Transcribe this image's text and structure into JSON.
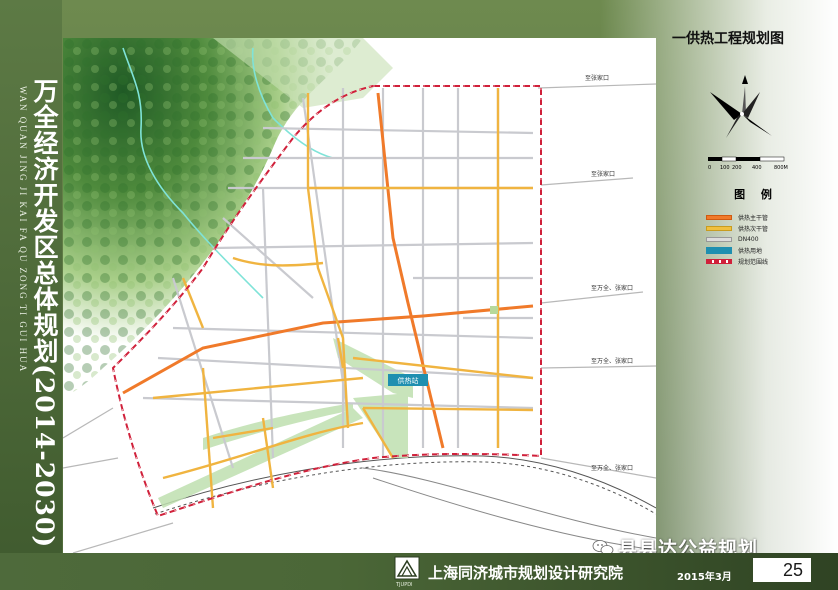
{
  "slide": {
    "vertical_title": "万全经济开发区总体规划(2014-2030)",
    "vertical_pinyin": "WAN QUAN JING JI KAI FA QU ZONG TI GUI HUA",
    "map_title": "一供热工程规划图",
    "legend_title": "图 例",
    "legend": [
      {
        "label": "供热主干管",
        "color": "#f07a2a"
      },
      {
        "label": "供热次干管",
        "color": "#f0c040"
      },
      {
        "label": "DN400",
        "color": "#c8c8c8"
      },
      {
        "label": "供热用地",
        "color": "#1f8fb0"
      },
      {
        "label": "规划范围线",
        "color": "#d0203a"
      }
    ],
    "scale_labels": [
      "0",
      "100",
      "200",
      "400",
      "800M"
    ],
    "facility_label": "供热站",
    "destination_labels": [
      "至张家口",
      "至张家口",
      "至万全、张家口",
      "至万全、张家口",
      "至万全、张家口"
    ],
    "footer": {
      "logo_text": "TJUPDI",
      "org": "上海同济城市规划设计研究院",
      "date": "2015年3月",
      "page": "25"
    },
    "watermark": "县县达公益规划"
  }
}
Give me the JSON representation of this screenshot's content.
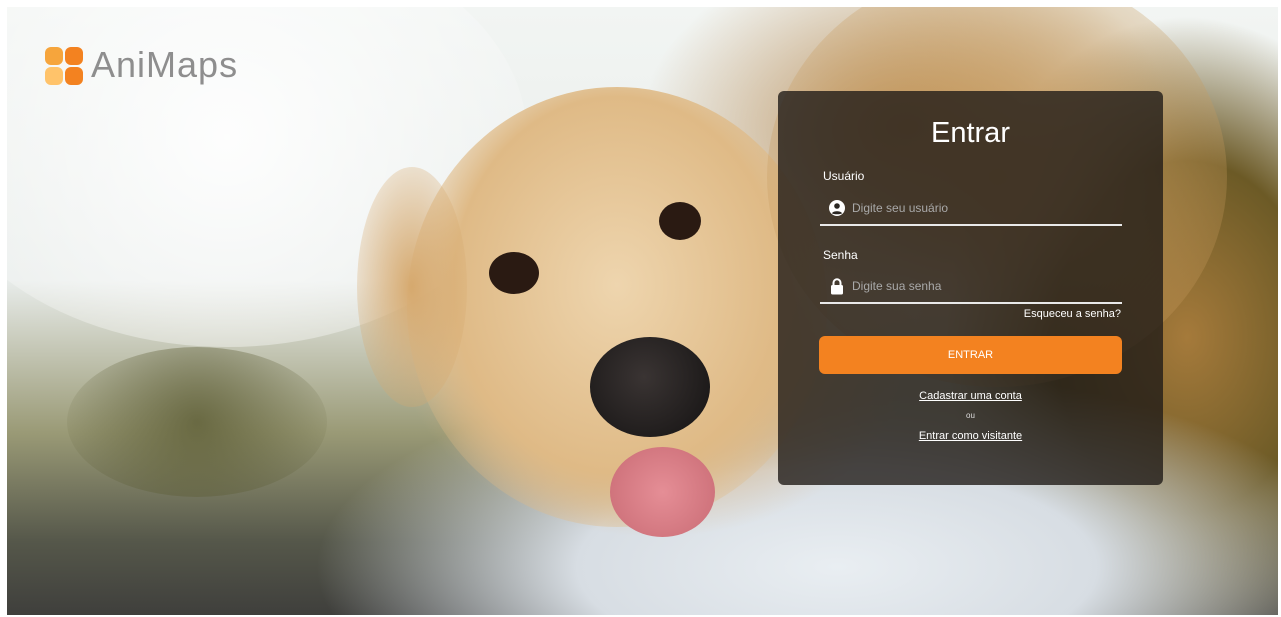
{
  "brand": {
    "name": "AniMaps",
    "colors": [
      "#f38220",
      "#f6a53c",
      "#ffc36a",
      "#8e8e8e"
    ]
  },
  "background": {
    "image": "puppy-held-by-child-photo"
  },
  "login": {
    "title": "Entrar",
    "username_label": "Usuário",
    "username_placeholder": "Digite seu usuário",
    "username_icon": "user-circle-icon",
    "password_label": "Senha",
    "password_placeholder": "Digite sua senha",
    "password_icon": "lock-icon",
    "forgot_link": "Esqueceu a senha?",
    "submit_label": "ENTRAR",
    "register_link": "Cadastrar uma conta",
    "separator": "ou",
    "guest_link": "Entrar como visitante"
  },
  "colors": {
    "accent": "#f38220",
    "panel": "#201c18"
  }
}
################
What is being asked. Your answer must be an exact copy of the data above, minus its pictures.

Task result.
Transcribe this image's text and structure into JSON.
{
  "slide": {
    "vertical_title": "万全经济开发区总体规划(2014-2030)",
    "vertical_pinyin": "WAN QUAN JING JI KAI FA QU ZONG TI GUI HUA",
    "map_title": "一供热工程规划图",
    "legend_title": "图 例",
    "legend": [
      {
        "label": "供热主干管",
        "color": "#f07a2a"
      },
      {
        "label": "供热次干管",
        "color": "#f0c040"
      },
      {
        "label": "DN400",
        "color": "#c8c8c8"
      },
      {
        "label": "供热用地",
        "color": "#1f8fb0"
      },
      {
        "label": "规划范围线",
        "color": "#d0203a"
      }
    ],
    "scale_labels": [
      "0",
      "100",
      "200",
      "400",
      "800M"
    ],
    "facility_label": "供热站",
    "destination_labels": [
      "至张家口",
      "至张家口",
      "至万全、张家口",
      "至万全、张家口",
      "至万全、张家口"
    ],
    "footer": {
      "logo_text": "TJUPDI",
      "org": "上海同济城市规划设计研究院",
      "date": "2015年3月",
      "page": "25"
    },
    "watermark": "县县达公益规划"
  }
}
Give me the JSON representation of this screenshot's content.
{
  "brand": {
    "name": "AniMaps",
    "colors": [
      "#f38220",
      "#f6a53c",
      "#ffc36a",
      "#8e8e8e"
    ]
  },
  "background": {
    "image": "puppy-held-by-child-photo"
  },
  "login": {
    "title": "Entrar",
    "username_label": "Usuário",
    "username_placeholder": "Digite seu usuário",
    "username_icon": "user-circle-icon",
    "password_label": "Senha",
    "password_placeholder": "Digite sua senha",
    "password_icon": "lock-icon",
    "forgot_link": "Esqueceu a senha?",
    "submit_label": "ENTRAR",
    "register_link": "Cadastrar uma conta",
    "separator": "ou",
    "guest_link": "Entrar como visitante"
  },
  "colors": {
    "accent": "#f38220",
    "panel": "#201c18"
  }
}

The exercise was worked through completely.